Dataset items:
-----
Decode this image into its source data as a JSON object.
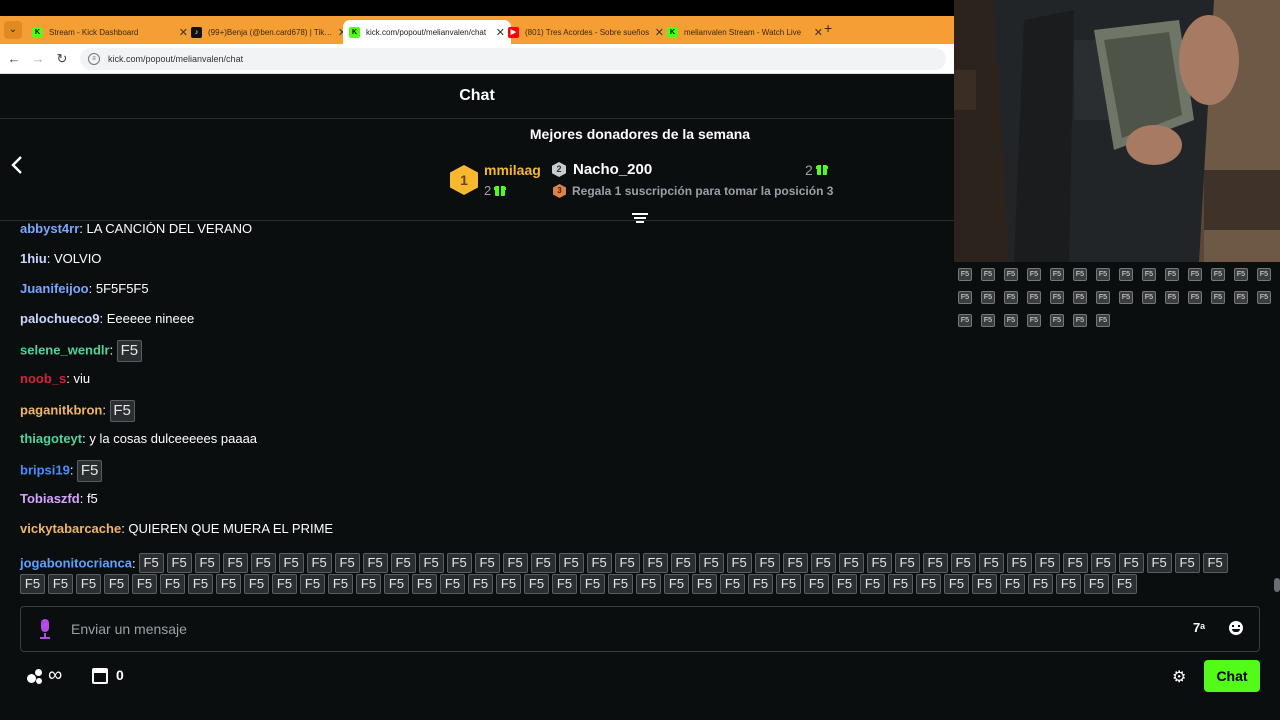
{
  "browser": {
    "tabs": [
      {
        "label": "Stream - Kick Dashboard",
        "favicon": "kick-icon",
        "active": false
      },
      {
        "label": "(99+)Benja (@ben.card678) | TikTok",
        "favicon": "tiktok-icon",
        "active": false
      },
      {
        "label": "kick.com/popout/melianvalen/chat",
        "favicon": "kick-icon",
        "active": true
      },
      {
        "label": "(801) Tres Acordes - Sobre sueños",
        "favicon": "youtube-icon",
        "active": false
      },
      {
        "label": "melianvalen Stream - Watch Live",
        "favicon": "kick-icon",
        "active": false
      }
    ],
    "url": "kick.com/popout/melianvalen/chat"
  },
  "chat": {
    "title": "Chat",
    "leaderboard": {
      "title": "Mejores donadores de la semana",
      "first": {
        "rank": "1",
        "name": "mmilaag",
        "count": "2"
      },
      "second": {
        "rank": "2",
        "name": "Nacho_200",
        "count": "2"
      },
      "third": {
        "rank": "3",
        "text": "Regala 1 suscripción para tomar la posición 3"
      }
    },
    "messages": [
      {
        "user": "abbyst4rr",
        "color": "#7aa7ff",
        "text": "LA CANCIÓN DEL VERANO"
      },
      {
        "user": "1hiu",
        "color": "#c8d8ff",
        "text": "VOLVIO"
      },
      {
        "user": "Juanifeijoo",
        "color": "#7aa7ff",
        "text": "5F5F5F5"
      },
      {
        "user": "palochueco9",
        "color": "#c8d8ff",
        "text": "Eeeeee nineee"
      },
      {
        "user": "selene_wendlr",
        "color": "#52d39a",
        "emote": "F5"
      },
      {
        "user": "noob_s",
        "color": "#d1243b",
        "text": "viu"
      },
      {
        "user": "paganitkbron",
        "color": "#f0b563",
        "emote": "F5"
      },
      {
        "user": "thiagoteyt",
        "color": "#52d39a",
        "text": "y la cosas dulceeeees paaaa"
      },
      {
        "user": "bripsi19",
        "color": "#4a8cff",
        "emote": "F5"
      },
      {
        "user": "Tobiaszfd",
        "color": "#d5a3ff",
        "text": "f5"
      },
      {
        "user": "vickytabarcache",
        "color": "#f0b563",
        "text": "QUIEREN QUE MUERA EL PRIME"
      }
    ],
    "wall": {
      "user": "jogabonitocrianca",
      "emote": "F5",
      "count": 79
    },
    "composer": {
      "placeholder": "Enviar un mensaje"
    },
    "footer": {
      "points": "∞",
      "store_count": "0",
      "chat_button": "Chat"
    }
  },
  "webcam": {
    "emote": "F5",
    "count": 35
  },
  "colors": {
    "accent": "#53fc18",
    "tabbar": "#f59e33",
    "background": "#0b0e0f"
  }
}
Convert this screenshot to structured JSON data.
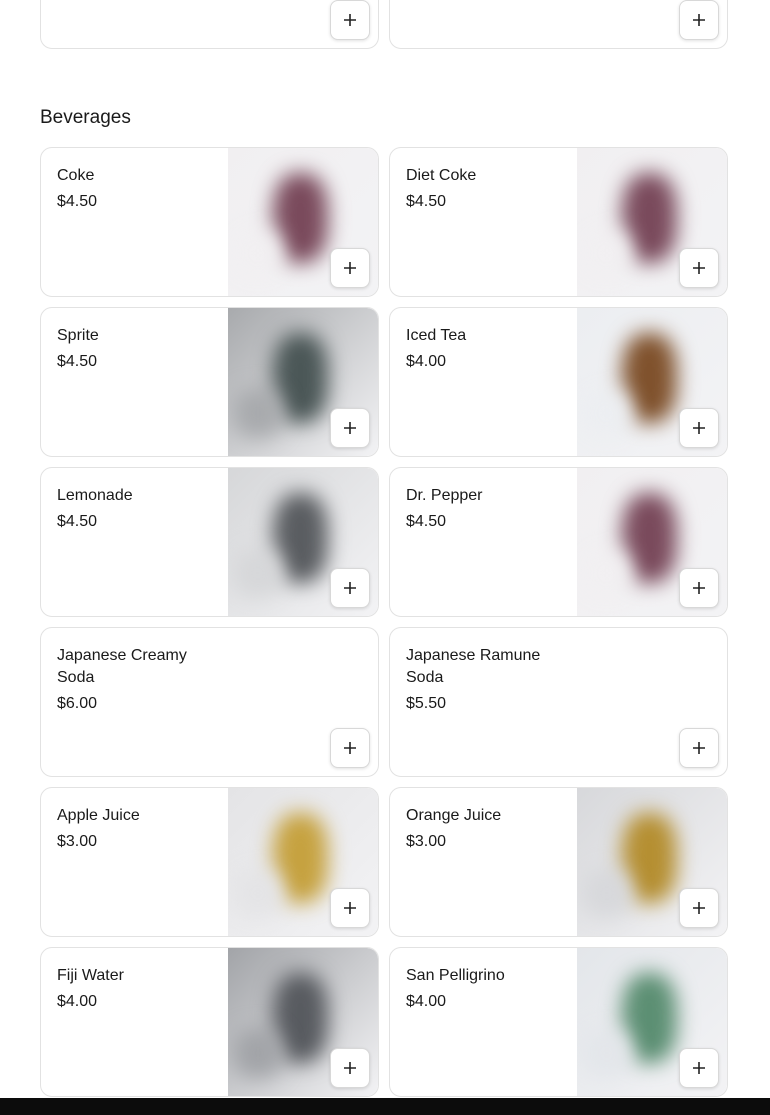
{
  "previous_section": {
    "cards": [
      {
        "add_icon": "plus-icon"
      },
      {
        "add_icon": "plus-icon"
      }
    ]
  },
  "section": {
    "title": "Beverages",
    "items": [
      {
        "name": "Coke",
        "price": "$4.50",
        "has_photo": true,
        "photo_colors": [
          "#f1eff1",
          "#7a4a5c"
        ]
      },
      {
        "name": "Diet Coke",
        "price": "$4.50",
        "has_photo": true,
        "photo_colors": [
          "#f1eff1",
          "#7a4a5c"
        ]
      },
      {
        "name": "Sprite",
        "price": "$4.50",
        "has_photo": true,
        "photo_colors": [
          "#a8aaad",
          "#4b5757"
        ]
      },
      {
        "name": "Iced Tea",
        "price": "$4.00",
        "has_photo": true,
        "photo_colors": [
          "#eceef1",
          "#80522d"
        ]
      },
      {
        "name": "Lemonade",
        "price": "$4.50",
        "has_photo": true,
        "photo_colors": [
          "#d6d7d9",
          "#5a5d61"
        ]
      },
      {
        "name": "Dr. Pepper",
        "price": "$4.50",
        "has_photo": true,
        "photo_colors": [
          "#f1eff1",
          "#7a4a5c"
        ]
      },
      {
        "name": "Japanese Creamy Soda",
        "price": "$6.00",
        "has_photo": false
      },
      {
        "name": "Japanese Ramune Soda",
        "price": "$5.50",
        "has_photo": false
      },
      {
        "name": "Apple Juice",
        "price": "$3.00",
        "has_photo": true,
        "photo_colors": [
          "#e4e4e6",
          "#c6a240"
        ]
      },
      {
        "name": "Orange Juice",
        "price": "$3.00",
        "has_photo": true,
        "photo_colors": [
          "#d7d8db",
          "#b58f32"
        ]
      },
      {
        "name": "Fiji Water",
        "price": "$4.00",
        "has_photo": true,
        "photo_colors": [
          "#a2a4a8",
          "#585b60"
        ]
      },
      {
        "name": "San Pelligrino",
        "price": "$4.00",
        "has_photo": true,
        "photo_colors": [
          "#e3e6ea",
          "#5c8f73"
        ]
      }
    ]
  },
  "icons": {
    "add": "plus-icon"
  }
}
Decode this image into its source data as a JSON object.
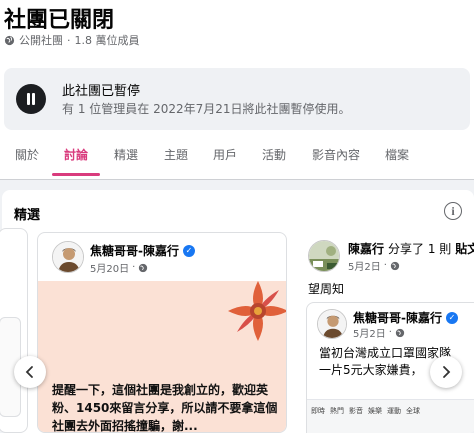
{
  "group": {
    "title": "社團已關閉",
    "privacy": "公開社團",
    "separator": "·",
    "members": "1.8 萬位成員"
  },
  "paused_notice": {
    "heading": "此社團已暫停",
    "detail": "有 1 位管理員在 2022年7月21日將此社團暫停使用。"
  },
  "tabs": [
    {
      "label": "關於"
    },
    {
      "label": "討論"
    },
    {
      "label": "精選"
    },
    {
      "label": "主題"
    },
    {
      "label": "用戶"
    },
    {
      "label": "活動"
    },
    {
      "label": "影音內容"
    },
    {
      "label": "檔案"
    }
  ],
  "featured": {
    "heading": "精選",
    "post1": {
      "author": "焦糖哥哥-陳嘉行",
      "date": "5月20日",
      "text": "提醒一下，這個社團是我創立的，歡迎英粉、1450來留言分享，所以請不要拿這個社團去外面招搖撞騙，謝..."
    },
    "post2": {
      "author": "陳嘉行",
      "action": "分享了 1 則",
      "object": "貼文",
      "date": "5月2日",
      "text": "望周知",
      "shared": {
        "author": "焦糖哥哥-陳嘉行",
        "date": "5月2日",
        "text_line1": "當初台灣成立口罩國家隊",
        "text_line2": "一片5元大家嫌貴，",
        "thumb_menu": [
          "即時",
          "熱門",
          "影音",
          "娛樂",
          "運動",
          "全球"
        ]
      }
    }
  },
  "colors": {
    "accent": "#d93b7d",
    "verified": "#1877f2",
    "post_bg": "#fbe1d5"
  }
}
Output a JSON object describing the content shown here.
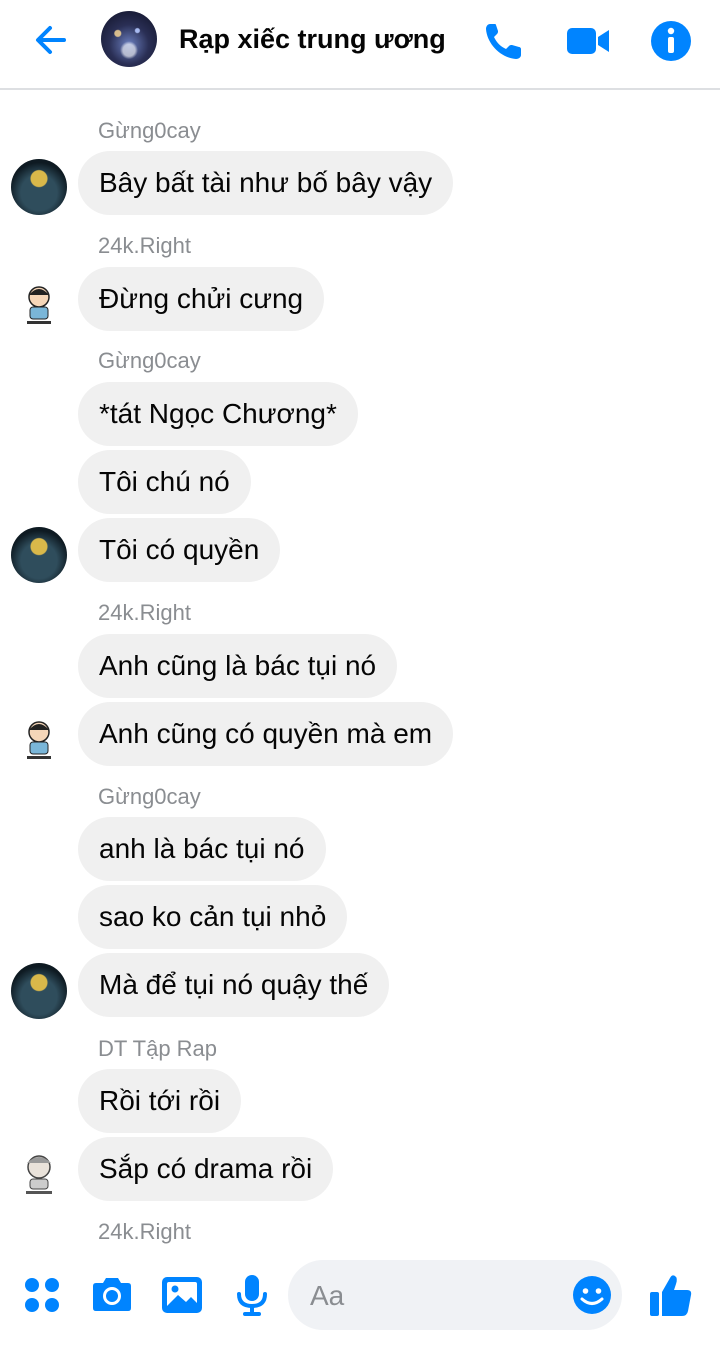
{
  "header": {
    "back_icon": "arrow-left-icon",
    "title": "Rạp xiếc trung ương",
    "call_icon": "phone-icon",
    "video_icon": "video-camera-icon",
    "info_icon": "info-icon"
  },
  "messages": [
    {
      "sender": "Gừng0cay",
      "texts": [
        "Bây bất tài như bố bây vậy"
      ]
    },
    {
      "sender": "24k.Right",
      "texts": [
        "Đừng chửi cưng"
      ]
    },
    {
      "sender": "Gừng0cay",
      "texts": [
        "*tát Ngọc Chương*",
        "Tôi chú nó",
        "Tôi có quyền"
      ]
    },
    {
      "sender": "24k.Right",
      "texts": [
        "Anh cũng là bác tụi nó",
        "Anh cũng có quyền mà em"
      ]
    },
    {
      "sender": "Gừng0cay",
      "texts": [
        "anh là bác tụi nó",
        "sao ko cản tụi nhỏ",
        "Mà để tụi nó quậy thế"
      ]
    },
    {
      "sender": "DT Tập Rap",
      "texts": [
        "Rồi tới rồi",
        "Sắp có drama rồi"
      ]
    },
    {
      "sender": "24k.Right",
      "texts": []
    }
  ],
  "composer": {
    "placeholder": "Aa",
    "value": "",
    "apps_icon": "apps-grid-icon",
    "camera_icon": "camera-icon",
    "gallery_icon": "gallery-icon",
    "mic_icon": "microphone-icon",
    "emoji_icon": "emoji-icon",
    "like_icon": "thumbs-up-icon"
  },
  "colors": {
    "accent": "#0084ff",
    "bubble": "#f0f0f0",
    "sender_text": "#8a8d91"
  }
}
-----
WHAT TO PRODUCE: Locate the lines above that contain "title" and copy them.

ANSWER TO THIS PROBLEM:
    "title": "Chat",
      "title": "Mejores donadores de la semana",
    "title": "Beverages",
    "title": "社團已關閉",
    "title": "Rạp xiếc trung ương",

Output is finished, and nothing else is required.